» **What to produce**
Reproduce exactly the lines below from the one containing "Give me the JSON representation of this screenshot's text" through the one containing "What's the underlying", including both, and nothing else.

» **Input data**
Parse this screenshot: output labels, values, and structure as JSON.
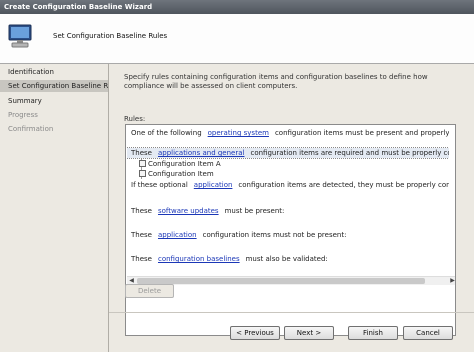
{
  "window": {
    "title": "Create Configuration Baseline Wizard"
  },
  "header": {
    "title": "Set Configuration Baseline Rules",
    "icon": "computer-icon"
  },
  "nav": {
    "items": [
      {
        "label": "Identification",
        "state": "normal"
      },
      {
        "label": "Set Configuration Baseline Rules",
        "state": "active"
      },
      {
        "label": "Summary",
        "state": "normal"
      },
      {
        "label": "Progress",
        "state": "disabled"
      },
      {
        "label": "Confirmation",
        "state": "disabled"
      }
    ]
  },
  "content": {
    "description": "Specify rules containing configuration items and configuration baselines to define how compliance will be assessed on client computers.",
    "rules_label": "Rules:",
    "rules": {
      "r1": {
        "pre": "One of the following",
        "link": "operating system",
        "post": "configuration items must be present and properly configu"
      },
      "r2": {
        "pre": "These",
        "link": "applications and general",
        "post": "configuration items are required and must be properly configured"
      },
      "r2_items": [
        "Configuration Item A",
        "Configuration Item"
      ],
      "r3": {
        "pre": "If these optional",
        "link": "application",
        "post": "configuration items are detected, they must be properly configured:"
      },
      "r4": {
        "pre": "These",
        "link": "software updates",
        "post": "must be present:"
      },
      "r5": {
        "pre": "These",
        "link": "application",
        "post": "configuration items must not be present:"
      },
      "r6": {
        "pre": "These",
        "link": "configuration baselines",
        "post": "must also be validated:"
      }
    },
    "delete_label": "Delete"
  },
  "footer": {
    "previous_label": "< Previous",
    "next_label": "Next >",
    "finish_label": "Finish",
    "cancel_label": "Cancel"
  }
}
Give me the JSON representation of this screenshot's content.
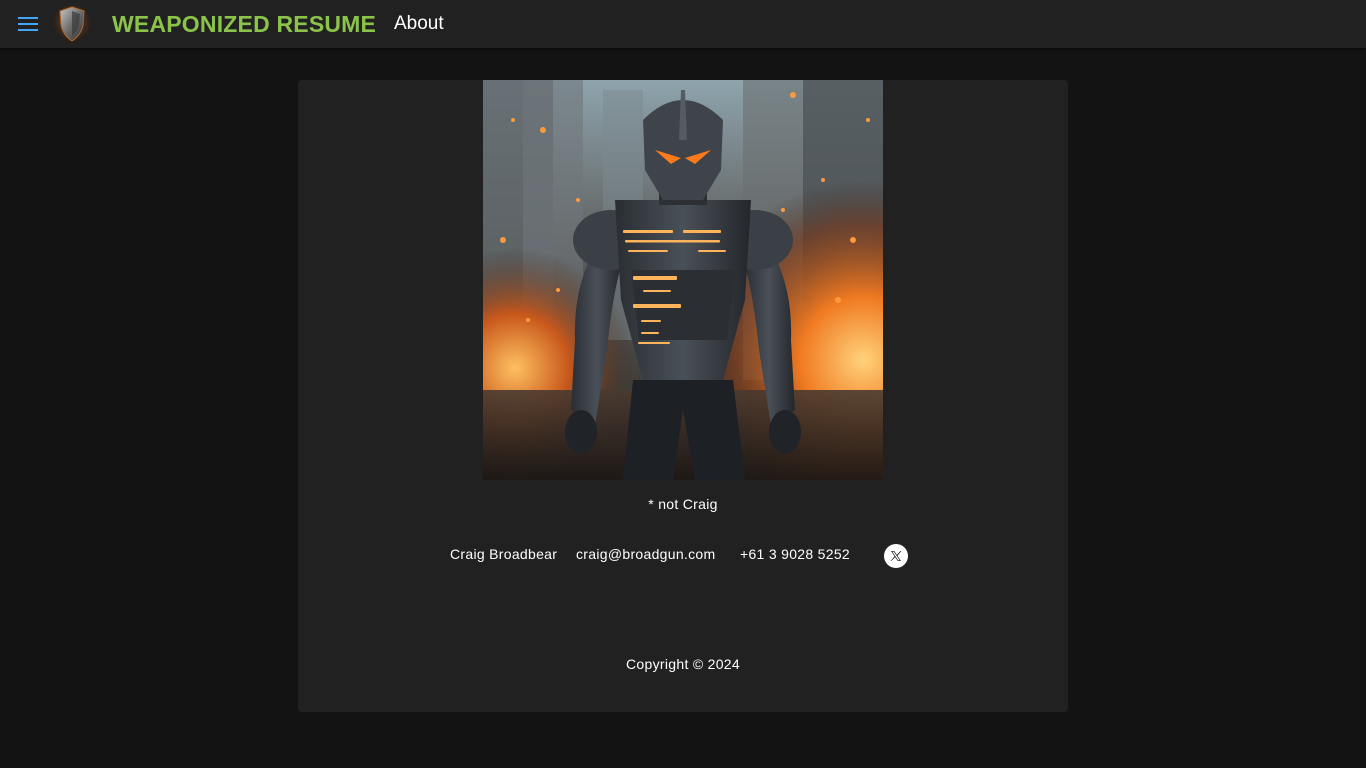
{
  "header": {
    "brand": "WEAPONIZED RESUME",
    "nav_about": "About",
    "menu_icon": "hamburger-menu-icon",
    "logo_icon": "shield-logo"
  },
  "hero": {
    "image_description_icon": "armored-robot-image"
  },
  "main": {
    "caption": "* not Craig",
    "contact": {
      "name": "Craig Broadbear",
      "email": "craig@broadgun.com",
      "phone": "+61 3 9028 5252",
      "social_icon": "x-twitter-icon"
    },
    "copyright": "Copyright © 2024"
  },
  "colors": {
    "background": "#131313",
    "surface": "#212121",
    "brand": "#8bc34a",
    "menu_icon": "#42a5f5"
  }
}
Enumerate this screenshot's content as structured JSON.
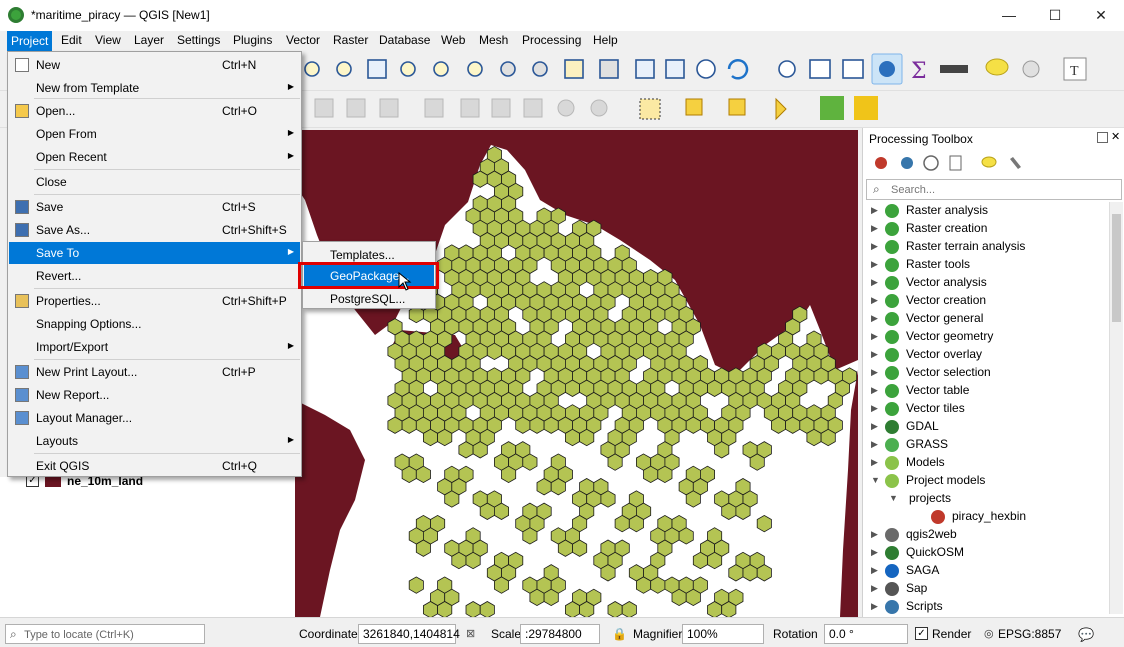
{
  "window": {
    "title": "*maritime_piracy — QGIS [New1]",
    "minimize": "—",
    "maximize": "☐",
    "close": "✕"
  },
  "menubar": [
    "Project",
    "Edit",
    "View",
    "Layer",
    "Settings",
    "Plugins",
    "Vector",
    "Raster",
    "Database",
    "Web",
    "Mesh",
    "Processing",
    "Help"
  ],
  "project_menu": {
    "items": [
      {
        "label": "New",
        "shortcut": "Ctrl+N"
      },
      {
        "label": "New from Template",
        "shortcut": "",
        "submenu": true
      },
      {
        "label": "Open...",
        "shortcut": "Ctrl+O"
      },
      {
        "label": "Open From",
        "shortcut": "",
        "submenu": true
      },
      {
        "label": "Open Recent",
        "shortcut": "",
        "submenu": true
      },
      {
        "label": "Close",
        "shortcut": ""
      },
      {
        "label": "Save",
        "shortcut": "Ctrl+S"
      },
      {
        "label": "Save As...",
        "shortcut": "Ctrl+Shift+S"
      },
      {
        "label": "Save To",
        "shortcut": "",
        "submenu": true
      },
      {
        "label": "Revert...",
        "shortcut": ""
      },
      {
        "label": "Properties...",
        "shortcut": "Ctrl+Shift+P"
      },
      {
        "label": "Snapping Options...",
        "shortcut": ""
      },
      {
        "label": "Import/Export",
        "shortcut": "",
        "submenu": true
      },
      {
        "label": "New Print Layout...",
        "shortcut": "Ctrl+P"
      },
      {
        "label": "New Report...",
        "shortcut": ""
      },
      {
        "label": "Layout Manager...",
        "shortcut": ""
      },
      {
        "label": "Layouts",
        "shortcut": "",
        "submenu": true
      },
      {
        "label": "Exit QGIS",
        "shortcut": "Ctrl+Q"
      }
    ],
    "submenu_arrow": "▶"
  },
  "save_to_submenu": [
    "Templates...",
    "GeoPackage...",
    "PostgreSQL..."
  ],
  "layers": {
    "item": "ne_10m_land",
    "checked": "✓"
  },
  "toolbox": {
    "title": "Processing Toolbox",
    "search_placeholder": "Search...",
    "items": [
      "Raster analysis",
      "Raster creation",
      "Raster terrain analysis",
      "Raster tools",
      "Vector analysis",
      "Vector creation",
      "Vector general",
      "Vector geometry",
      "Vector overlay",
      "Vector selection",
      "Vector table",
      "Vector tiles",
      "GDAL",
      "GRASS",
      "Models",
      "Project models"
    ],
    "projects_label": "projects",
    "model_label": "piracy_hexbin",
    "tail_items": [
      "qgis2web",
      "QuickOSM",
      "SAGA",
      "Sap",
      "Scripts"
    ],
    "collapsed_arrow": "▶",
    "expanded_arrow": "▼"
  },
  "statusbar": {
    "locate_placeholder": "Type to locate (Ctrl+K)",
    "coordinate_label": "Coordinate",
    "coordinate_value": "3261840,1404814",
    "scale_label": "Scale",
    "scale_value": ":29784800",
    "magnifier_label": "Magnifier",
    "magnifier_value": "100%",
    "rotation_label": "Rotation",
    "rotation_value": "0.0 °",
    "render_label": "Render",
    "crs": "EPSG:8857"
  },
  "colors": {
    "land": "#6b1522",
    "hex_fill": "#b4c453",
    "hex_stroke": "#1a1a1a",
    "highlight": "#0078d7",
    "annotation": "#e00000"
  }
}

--

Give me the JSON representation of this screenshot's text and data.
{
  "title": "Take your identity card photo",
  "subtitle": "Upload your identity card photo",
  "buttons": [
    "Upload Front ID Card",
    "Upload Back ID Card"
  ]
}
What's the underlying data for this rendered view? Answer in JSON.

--

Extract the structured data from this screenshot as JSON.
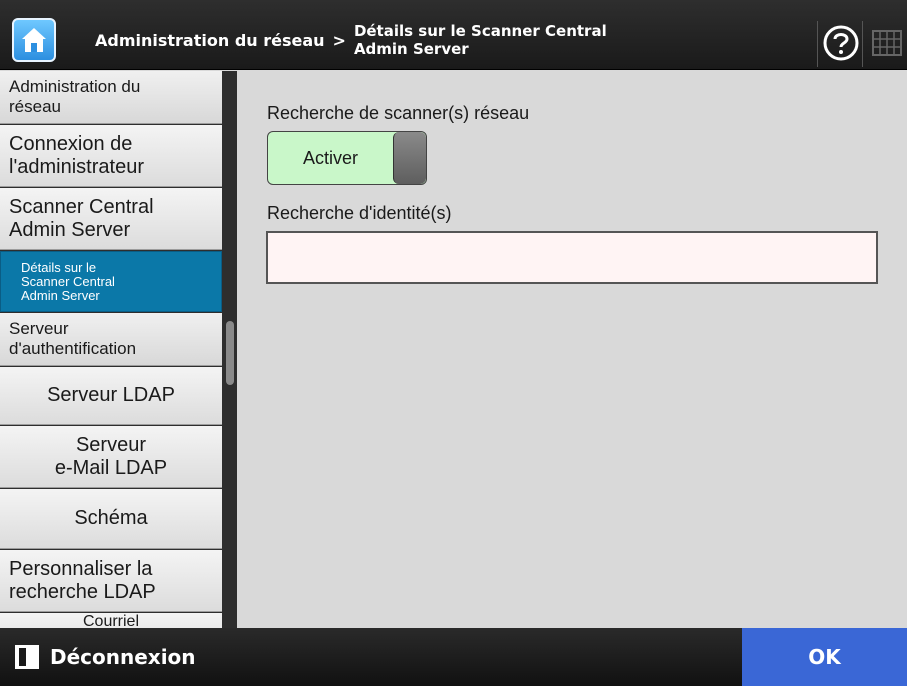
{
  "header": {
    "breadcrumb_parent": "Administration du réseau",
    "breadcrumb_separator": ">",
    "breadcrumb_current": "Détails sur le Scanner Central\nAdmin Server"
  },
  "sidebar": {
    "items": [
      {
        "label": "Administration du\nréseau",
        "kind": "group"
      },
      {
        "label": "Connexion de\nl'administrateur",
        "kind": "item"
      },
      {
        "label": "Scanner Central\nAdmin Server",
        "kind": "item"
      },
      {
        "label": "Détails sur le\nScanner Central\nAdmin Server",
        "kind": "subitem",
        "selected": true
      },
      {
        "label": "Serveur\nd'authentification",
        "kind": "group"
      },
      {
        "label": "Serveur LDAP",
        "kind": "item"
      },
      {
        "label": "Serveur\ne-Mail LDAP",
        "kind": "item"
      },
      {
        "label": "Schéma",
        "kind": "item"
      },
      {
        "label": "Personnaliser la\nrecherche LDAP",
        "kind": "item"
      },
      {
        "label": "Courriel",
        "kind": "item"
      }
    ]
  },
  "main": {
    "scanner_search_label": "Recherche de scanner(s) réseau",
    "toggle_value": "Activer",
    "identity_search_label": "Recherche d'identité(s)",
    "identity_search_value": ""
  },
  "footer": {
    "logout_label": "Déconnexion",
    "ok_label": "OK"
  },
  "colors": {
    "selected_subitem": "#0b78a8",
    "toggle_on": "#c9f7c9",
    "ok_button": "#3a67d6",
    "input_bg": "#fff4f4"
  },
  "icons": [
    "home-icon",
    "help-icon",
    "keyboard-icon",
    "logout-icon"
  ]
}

» **Solution for this exercise**
Give me the JSON representation of this screenshot's text and data.
{
  "title": "Take your identity card photo",
  "subtitle": "Upload your identity card photo",
  "buttons": [
    "Upload Front ID Card",
    "Upload Back ID Card"
  ]
}
What's the underlying data for this rendered view? Answer in JSON.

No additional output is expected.